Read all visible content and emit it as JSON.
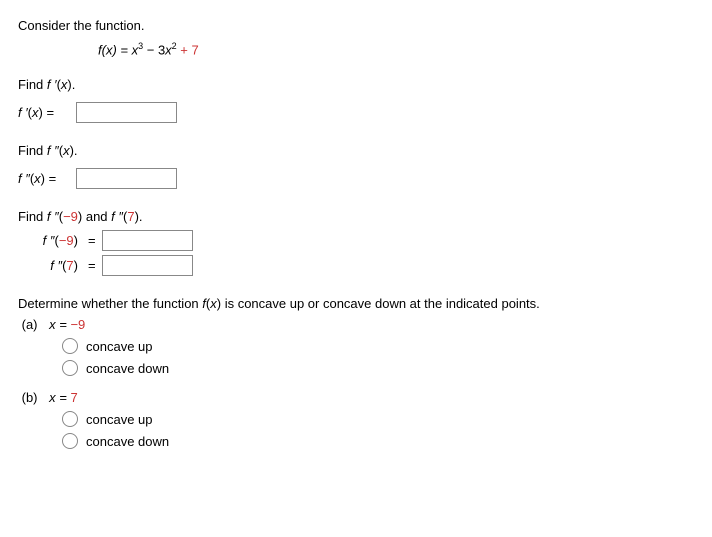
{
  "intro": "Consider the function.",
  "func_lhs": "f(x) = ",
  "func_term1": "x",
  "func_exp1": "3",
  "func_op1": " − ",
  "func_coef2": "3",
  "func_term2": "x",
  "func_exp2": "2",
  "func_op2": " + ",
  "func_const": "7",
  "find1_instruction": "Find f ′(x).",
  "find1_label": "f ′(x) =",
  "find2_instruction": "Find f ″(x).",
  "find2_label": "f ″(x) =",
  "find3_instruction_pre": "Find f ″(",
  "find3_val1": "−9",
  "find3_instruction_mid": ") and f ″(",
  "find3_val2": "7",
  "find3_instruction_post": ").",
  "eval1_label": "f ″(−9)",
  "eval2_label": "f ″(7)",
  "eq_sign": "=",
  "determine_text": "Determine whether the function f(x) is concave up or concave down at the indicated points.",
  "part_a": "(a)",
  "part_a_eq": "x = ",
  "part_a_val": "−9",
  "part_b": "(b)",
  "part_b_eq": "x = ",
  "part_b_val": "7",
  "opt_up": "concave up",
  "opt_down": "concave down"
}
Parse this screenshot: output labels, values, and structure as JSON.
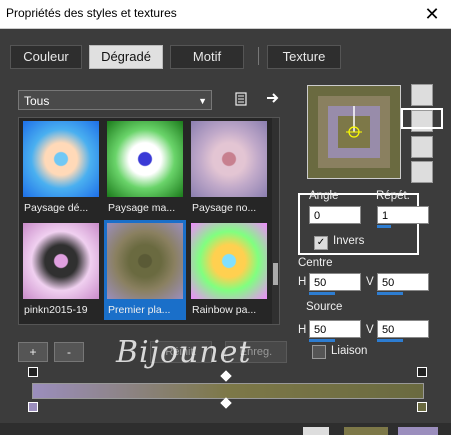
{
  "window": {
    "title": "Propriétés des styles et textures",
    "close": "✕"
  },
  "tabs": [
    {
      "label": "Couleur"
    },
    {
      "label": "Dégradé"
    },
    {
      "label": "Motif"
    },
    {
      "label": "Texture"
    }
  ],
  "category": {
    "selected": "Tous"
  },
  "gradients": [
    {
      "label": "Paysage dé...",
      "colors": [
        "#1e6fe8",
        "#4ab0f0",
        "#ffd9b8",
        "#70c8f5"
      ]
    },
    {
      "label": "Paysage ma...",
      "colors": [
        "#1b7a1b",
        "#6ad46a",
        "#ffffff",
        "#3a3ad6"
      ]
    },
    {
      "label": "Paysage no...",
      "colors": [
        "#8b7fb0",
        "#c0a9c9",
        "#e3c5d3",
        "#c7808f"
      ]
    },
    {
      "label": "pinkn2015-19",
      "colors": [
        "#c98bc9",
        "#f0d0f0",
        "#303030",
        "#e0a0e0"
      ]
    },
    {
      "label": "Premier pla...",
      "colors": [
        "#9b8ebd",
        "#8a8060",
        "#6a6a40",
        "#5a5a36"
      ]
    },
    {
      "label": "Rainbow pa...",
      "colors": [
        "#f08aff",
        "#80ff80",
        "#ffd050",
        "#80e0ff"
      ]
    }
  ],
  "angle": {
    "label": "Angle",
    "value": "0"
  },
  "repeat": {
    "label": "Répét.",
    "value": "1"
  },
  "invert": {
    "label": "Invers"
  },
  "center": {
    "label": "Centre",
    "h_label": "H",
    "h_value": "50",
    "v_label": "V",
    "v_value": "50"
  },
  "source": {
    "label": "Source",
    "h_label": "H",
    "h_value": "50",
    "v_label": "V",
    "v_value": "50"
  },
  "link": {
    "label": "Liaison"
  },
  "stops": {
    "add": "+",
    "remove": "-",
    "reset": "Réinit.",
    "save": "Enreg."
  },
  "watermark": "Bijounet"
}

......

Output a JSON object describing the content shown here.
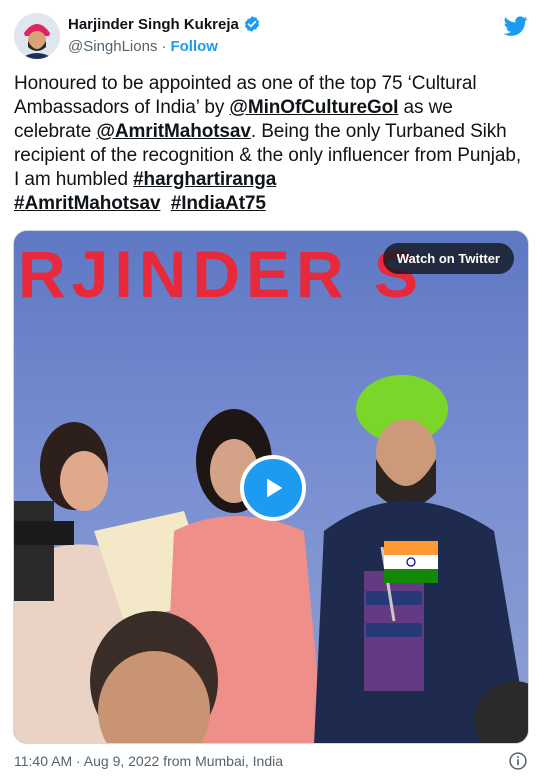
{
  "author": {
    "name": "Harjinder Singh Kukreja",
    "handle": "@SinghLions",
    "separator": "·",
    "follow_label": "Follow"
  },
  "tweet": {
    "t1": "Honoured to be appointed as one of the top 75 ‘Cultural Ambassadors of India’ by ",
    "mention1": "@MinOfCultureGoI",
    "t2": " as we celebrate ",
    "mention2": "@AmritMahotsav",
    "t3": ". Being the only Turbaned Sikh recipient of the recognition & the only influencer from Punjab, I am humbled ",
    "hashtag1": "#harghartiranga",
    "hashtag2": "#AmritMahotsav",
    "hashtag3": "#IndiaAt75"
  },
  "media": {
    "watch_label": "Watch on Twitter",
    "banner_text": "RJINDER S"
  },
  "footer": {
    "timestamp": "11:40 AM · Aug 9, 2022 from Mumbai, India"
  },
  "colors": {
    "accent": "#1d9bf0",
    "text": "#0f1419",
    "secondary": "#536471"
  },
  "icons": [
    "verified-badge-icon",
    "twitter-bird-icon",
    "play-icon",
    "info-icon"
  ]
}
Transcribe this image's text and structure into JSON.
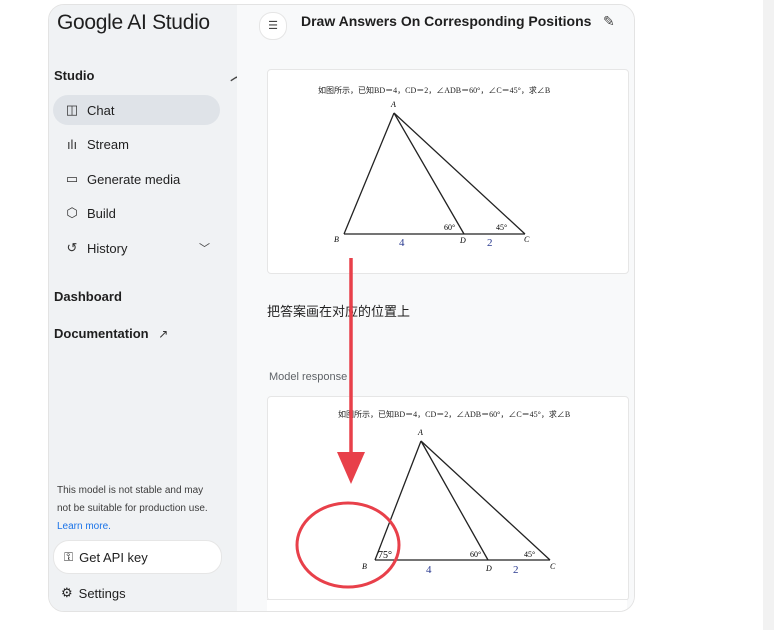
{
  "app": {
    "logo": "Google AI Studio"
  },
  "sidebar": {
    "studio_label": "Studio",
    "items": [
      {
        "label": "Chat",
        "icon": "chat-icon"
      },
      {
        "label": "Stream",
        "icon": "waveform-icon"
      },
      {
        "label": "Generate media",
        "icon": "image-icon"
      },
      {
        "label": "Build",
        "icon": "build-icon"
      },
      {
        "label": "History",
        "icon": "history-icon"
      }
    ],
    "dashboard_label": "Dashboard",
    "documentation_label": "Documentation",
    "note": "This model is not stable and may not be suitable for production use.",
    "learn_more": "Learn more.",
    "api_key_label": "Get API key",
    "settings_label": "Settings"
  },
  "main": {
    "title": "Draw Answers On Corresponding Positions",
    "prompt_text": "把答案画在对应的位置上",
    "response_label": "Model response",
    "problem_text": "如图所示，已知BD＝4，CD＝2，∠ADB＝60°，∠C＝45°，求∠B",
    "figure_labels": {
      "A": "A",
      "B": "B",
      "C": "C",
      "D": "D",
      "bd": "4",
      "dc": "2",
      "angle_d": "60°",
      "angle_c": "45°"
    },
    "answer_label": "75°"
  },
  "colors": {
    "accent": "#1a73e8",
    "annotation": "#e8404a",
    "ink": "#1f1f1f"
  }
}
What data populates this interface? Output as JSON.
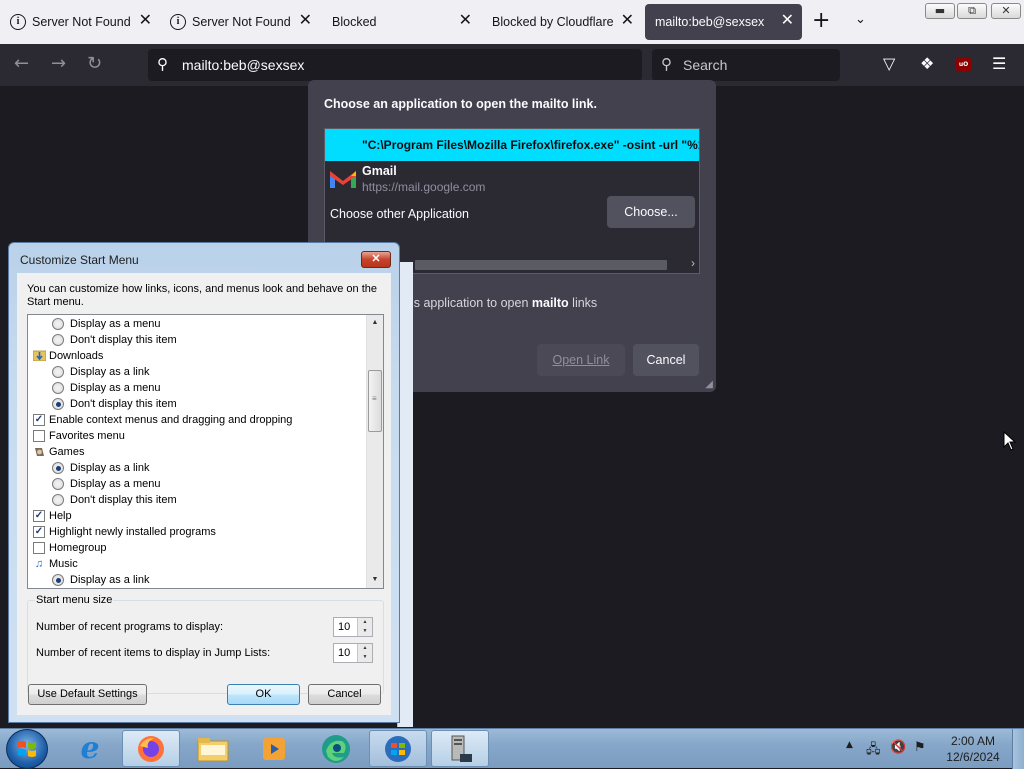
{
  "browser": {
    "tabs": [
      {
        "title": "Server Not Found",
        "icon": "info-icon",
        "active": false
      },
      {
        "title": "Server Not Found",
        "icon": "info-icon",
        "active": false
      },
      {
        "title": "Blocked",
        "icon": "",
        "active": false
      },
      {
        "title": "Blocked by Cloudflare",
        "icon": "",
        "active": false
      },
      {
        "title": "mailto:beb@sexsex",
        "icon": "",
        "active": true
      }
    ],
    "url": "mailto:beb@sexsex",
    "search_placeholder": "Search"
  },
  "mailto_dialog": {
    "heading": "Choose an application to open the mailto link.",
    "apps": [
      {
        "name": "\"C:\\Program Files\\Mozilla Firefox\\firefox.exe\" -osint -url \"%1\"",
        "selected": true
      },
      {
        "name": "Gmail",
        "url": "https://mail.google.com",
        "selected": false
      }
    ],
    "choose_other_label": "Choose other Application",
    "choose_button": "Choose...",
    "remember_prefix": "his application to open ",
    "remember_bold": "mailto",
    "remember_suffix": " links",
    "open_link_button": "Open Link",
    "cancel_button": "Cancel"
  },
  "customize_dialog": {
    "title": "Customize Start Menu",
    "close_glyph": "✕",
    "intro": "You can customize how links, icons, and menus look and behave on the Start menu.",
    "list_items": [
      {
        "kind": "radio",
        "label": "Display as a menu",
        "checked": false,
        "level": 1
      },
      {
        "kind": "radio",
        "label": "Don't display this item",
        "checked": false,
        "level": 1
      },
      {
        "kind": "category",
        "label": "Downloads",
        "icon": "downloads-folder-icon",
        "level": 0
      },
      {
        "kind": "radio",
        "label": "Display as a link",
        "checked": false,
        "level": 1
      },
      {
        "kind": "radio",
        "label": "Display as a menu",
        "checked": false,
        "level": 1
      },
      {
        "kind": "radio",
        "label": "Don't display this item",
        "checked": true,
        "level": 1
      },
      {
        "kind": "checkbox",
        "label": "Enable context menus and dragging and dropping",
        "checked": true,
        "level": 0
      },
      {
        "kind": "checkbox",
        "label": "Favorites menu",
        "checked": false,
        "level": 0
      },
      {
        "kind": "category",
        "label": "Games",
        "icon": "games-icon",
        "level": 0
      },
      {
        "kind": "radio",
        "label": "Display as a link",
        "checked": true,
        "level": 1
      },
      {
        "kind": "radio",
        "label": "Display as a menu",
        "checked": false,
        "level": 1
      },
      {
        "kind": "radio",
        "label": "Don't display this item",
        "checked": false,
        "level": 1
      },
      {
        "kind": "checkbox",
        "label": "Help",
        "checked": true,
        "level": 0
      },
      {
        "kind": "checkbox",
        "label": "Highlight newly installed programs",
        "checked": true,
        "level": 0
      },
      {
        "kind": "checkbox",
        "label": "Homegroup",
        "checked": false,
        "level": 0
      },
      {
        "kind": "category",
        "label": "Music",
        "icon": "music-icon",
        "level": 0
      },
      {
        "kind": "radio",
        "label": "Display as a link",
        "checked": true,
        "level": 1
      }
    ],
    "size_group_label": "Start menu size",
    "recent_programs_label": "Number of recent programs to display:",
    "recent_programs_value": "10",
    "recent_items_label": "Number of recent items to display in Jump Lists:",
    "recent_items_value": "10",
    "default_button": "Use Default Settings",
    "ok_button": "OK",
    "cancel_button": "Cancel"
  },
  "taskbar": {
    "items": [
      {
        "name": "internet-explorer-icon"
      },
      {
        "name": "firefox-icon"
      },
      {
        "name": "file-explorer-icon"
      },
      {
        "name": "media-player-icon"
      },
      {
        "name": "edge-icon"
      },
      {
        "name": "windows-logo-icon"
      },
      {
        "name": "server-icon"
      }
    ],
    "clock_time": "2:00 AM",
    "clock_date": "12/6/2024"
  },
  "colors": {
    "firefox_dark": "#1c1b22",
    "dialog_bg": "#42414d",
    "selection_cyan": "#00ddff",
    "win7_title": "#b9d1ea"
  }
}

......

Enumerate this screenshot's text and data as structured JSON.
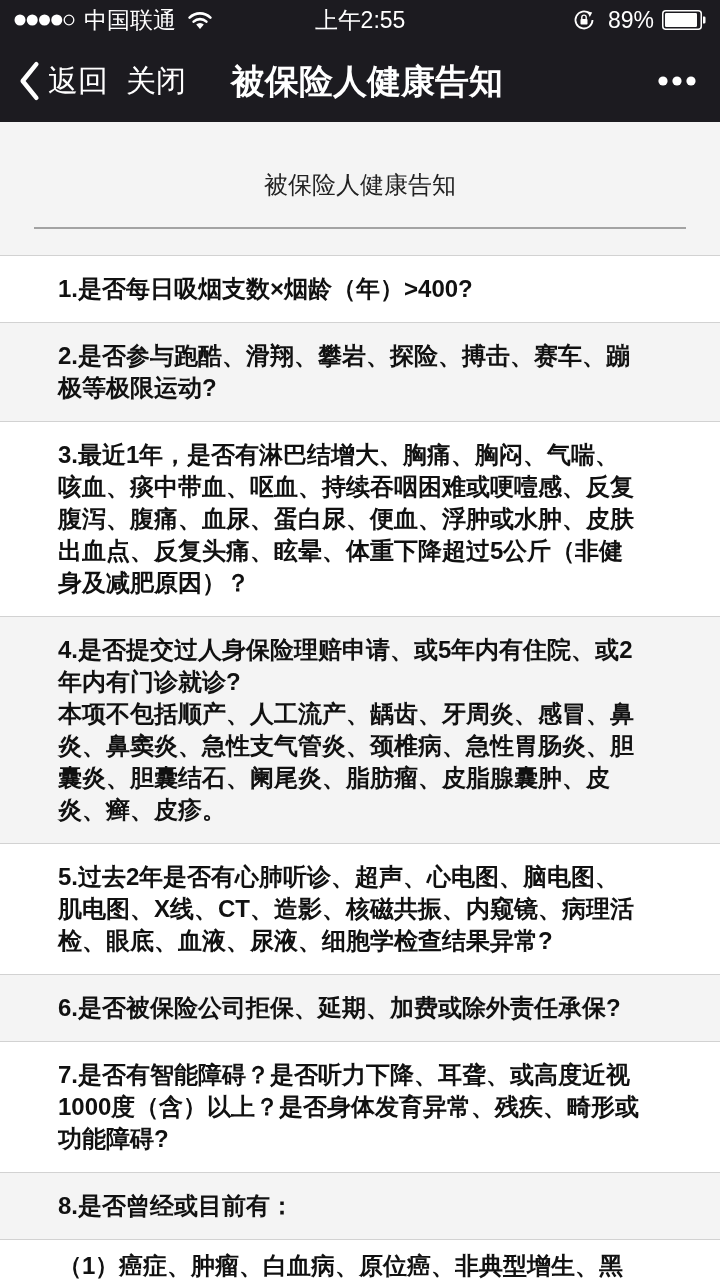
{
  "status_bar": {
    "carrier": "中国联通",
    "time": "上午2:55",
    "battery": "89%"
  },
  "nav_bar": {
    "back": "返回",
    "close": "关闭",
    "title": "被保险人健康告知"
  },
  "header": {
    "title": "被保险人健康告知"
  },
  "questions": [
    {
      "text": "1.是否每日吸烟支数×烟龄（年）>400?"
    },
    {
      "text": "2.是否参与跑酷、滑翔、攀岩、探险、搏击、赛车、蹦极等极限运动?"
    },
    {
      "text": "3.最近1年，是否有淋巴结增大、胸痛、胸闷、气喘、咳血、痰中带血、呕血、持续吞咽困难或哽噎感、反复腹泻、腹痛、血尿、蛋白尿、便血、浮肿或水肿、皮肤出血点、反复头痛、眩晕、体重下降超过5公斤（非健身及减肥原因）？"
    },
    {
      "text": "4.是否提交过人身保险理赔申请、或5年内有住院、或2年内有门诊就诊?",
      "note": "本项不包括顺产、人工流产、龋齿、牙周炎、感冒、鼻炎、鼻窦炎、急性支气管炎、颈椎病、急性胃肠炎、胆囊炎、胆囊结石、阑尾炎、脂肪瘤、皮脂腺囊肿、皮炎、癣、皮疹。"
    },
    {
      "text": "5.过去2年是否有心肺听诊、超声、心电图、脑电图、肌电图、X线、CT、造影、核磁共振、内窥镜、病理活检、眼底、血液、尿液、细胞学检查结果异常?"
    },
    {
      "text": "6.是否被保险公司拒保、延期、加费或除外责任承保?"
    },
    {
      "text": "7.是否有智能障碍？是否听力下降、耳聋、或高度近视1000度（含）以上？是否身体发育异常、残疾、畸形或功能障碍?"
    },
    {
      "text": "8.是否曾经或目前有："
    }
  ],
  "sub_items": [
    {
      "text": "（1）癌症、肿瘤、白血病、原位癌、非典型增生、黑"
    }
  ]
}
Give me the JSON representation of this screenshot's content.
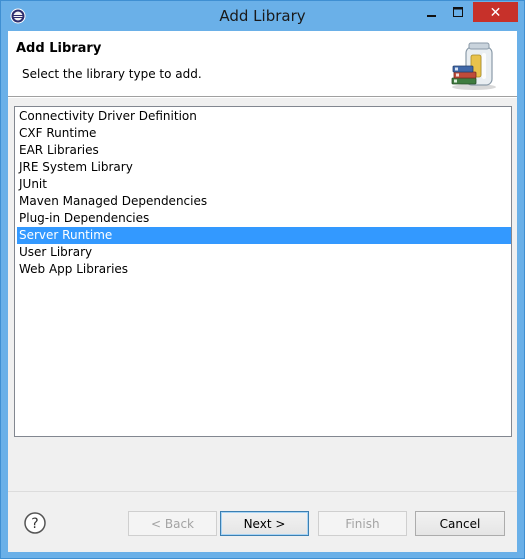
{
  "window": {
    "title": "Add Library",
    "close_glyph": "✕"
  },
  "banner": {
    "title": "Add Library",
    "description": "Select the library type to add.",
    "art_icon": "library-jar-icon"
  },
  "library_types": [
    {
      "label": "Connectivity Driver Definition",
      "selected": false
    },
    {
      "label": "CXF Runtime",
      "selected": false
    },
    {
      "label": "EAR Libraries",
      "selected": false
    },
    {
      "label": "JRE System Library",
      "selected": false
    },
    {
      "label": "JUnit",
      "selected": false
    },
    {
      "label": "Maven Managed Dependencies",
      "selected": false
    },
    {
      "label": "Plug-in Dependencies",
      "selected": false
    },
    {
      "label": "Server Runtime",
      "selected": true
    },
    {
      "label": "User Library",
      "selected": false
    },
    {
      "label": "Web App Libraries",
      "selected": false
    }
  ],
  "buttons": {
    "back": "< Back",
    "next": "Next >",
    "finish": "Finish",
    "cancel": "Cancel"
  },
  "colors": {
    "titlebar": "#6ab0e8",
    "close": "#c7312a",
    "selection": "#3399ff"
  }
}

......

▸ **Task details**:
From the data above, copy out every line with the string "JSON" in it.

▸ **Output for this exercise**:
Read all visible content and emit it as JSON.
Parse this screenshot: output labels, values, and structure as JSON.
Output a JSON object describing the content shown here.
Transcribe this image's text and structure into JSON.
What data populates this interface? Output as JSON.
Enumerate this screenshot's text and data as structured JSON.
Give me the JSON representation of this screenshot's content.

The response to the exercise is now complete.